to one he attributes his life, to the other he attributes his formation. After man was formed of the dust of the ground, "the Lord God breathed into his nostrils the breath of life; and man became a living soul." In this text the word God, in the original is of plural number. Of course, it embraces all that is included in the divine plurality; and if the Spirit of God is any thing, which belongs to God, it embraces him; and consequently the life of the first man may be attributed to him. The Psalmist in his meditation on the majesty of God, the dependence of creatures, and their dissolution, observes, "Thou sendest forth thy Spirit, they are created" (or renewed.) In these passages, creative power is attributed to the Spirit.
The sending of teachers to instruct mankind is applied to God; to Christ; and it is also applied to the Holy Ghost. God, by his prophet Jeremiah, said, "I have even sent unto you all my servants the prophets." "These twelve Jesus sent forth and commanded them, saying, the kingdom of heaven is at hand. Heal the sick; cleanse the lepers; raise the dead; cast out devils; freely ye have received; freely give." The Holy Ghost does the same work. The prophet Isaiah says, "The Lord God and his Spirit hath sent me. "The Holy Ghost said, Separate me Barnabas and Saul for the work whereunto I have called them. So they being sent forth by the Holy Ghost, departed into Sileucia. Take heed, therefore, unto yourselves and to all the flock over the which the Holy Ghost hath made you overseers."
God, Christ and the Holy Spirit communicate knowledge to teachers and people. "They shall be all taught of God. God shall reveal even this unto you." The apostle Paul speaking of the Gospel says, "Neither was I taught it but by the revelation of Jesus Christ." The Lord Jesus taught him what to do when he arrested him on his way to Damascus. The Holy Spirit also reveals or teaches. "It was revealed unto him, (Simeon) by the Holy Ghost that

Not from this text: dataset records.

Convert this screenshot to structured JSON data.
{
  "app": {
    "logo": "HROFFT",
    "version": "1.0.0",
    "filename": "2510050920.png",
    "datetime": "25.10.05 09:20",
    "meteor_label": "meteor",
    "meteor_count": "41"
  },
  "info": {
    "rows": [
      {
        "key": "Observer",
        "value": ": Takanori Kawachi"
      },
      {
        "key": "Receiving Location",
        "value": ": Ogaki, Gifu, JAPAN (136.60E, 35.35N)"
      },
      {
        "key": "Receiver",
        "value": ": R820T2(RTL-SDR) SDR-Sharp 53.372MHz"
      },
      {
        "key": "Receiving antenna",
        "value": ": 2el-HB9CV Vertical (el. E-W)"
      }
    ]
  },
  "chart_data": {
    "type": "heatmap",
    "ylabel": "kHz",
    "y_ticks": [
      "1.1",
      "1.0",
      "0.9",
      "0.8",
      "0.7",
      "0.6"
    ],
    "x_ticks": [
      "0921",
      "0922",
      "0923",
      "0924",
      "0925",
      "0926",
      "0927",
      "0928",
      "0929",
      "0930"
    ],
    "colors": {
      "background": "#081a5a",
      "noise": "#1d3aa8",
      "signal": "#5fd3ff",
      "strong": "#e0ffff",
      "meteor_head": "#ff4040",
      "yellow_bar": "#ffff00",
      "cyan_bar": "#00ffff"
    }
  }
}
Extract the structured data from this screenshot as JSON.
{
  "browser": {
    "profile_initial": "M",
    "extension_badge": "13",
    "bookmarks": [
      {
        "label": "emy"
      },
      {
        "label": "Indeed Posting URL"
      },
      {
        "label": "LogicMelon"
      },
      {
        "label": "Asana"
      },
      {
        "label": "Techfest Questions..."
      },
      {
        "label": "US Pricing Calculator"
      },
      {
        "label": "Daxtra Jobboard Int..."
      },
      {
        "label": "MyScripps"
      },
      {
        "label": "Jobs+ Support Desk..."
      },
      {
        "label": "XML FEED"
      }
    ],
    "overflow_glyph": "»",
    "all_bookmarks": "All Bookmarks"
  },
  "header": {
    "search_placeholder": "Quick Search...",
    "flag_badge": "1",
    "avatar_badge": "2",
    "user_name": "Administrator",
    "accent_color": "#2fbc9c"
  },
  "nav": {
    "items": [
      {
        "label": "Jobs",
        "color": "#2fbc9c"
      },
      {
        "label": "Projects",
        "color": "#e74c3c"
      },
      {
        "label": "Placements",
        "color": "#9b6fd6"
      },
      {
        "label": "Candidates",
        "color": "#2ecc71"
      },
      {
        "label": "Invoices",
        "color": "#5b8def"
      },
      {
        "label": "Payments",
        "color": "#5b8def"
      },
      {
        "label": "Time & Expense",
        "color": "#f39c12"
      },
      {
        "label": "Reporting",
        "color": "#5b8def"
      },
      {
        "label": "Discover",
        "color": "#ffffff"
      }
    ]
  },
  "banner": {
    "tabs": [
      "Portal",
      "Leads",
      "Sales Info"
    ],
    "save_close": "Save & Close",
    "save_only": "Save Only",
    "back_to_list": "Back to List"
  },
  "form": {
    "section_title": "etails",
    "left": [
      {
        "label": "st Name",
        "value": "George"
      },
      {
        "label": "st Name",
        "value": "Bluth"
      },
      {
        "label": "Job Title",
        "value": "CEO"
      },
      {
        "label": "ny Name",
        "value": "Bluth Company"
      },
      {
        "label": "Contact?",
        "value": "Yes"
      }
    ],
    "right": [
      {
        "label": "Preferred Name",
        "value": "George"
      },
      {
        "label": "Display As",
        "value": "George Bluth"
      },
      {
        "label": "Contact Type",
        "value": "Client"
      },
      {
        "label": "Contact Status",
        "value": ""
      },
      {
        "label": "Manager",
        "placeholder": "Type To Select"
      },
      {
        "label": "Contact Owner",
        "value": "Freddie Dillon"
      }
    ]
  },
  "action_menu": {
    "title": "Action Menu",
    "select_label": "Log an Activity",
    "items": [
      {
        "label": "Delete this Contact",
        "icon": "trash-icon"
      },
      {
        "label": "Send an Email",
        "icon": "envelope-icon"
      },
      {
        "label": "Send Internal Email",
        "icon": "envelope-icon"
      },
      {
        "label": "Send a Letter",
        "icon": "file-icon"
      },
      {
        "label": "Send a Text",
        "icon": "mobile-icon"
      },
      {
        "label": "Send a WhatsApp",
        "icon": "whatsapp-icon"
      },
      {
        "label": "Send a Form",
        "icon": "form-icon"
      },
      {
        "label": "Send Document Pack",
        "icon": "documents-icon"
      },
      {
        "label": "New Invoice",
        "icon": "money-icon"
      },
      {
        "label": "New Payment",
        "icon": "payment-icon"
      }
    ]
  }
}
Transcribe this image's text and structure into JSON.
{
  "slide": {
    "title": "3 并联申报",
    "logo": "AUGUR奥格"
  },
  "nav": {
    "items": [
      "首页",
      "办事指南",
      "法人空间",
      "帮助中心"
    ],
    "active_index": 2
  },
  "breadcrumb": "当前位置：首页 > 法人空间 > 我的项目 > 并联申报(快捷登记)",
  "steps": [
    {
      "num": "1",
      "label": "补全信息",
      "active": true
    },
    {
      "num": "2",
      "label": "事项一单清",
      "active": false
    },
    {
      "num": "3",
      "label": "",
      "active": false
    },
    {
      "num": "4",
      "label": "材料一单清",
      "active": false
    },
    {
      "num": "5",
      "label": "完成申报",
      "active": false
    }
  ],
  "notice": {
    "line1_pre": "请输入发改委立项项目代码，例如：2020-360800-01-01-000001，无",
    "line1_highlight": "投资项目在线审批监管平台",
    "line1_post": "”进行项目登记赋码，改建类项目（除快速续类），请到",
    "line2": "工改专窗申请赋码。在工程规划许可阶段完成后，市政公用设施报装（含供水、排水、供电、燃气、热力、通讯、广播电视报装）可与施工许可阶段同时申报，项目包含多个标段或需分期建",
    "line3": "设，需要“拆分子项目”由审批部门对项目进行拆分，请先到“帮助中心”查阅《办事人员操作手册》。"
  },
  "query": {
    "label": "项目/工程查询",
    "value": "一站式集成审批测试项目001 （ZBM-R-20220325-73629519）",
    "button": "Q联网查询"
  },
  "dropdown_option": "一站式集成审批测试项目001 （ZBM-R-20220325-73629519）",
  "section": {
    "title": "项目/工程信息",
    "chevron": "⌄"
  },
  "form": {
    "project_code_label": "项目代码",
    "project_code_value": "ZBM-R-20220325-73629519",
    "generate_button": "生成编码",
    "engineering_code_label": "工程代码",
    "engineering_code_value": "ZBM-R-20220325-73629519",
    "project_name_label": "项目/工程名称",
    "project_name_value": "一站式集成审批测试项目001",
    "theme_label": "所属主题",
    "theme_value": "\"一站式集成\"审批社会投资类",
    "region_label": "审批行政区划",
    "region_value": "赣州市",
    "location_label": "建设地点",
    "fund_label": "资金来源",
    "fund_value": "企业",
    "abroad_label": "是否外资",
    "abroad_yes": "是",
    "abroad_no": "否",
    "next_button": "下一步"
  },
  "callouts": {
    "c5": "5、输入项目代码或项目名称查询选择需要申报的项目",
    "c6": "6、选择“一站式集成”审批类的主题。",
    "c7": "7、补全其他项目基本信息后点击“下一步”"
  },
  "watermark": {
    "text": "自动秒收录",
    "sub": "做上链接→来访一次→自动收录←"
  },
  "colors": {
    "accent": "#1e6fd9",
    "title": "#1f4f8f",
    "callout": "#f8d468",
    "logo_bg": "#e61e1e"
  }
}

he should not see death before he had seen the Lord's Christ." "The Comforter-he shall teach you all things; and bring all things to your remembrance, whatsoever I have said unto you." God spake by those, whom he sent. "God-spake in time past unto the Fathers by the prophets. The Holy Spirit spake by the apostles. Christ cautioned his disciples not to premeditate what they should say when they should be brought before councils; and he adds, whatsoever shall be given you in that hour that speak ye; for it is not ye that speak, but the Holy Ghost."
God, Christ and the Holy Spirit dwell in believers. "Know ye not that ye are the temple of God.-If any man defile the temple of God, him shall God destroy; for the temple of God is holy, which temple ye are. Ye are the temple of the living God, as God hath said, I will dwell in them. Know ye not your ownselves how that Jesus Christ is in you except ye be reprobates? That Christ may dwell in your hearts by faith." The same is said of the Holy Spirit. "Even the Spirit of truth-dwelleth with you and shall be in you. He that raised up Christ from the dead shall also quicken your mortal bodies by his Spirit that dwelleth in you. Know ye not that your body is the temple of the Holy Ghost, which is in you? Know ye not that the Spirit of God dwelleth in you?"
Šanctification is attributed to the Father, to the Son, and to the Holy Spirit. Jude addressed his epistle "to them that are sanctified by God the Father." Of Christ it is said, "both he that sanctifieth and they who are sanctified are all of one; for which cause he is not ashamed to call them brethren." The Holy Spirit is the Author of sanctification. “God hath from the beginning chosen you to salvation through sanctification of the Spirit."
The second birth is attributed indiscriminately to God and to the Holy Spirit. "Which were born, not of blood, but of God. Whosoever is born of God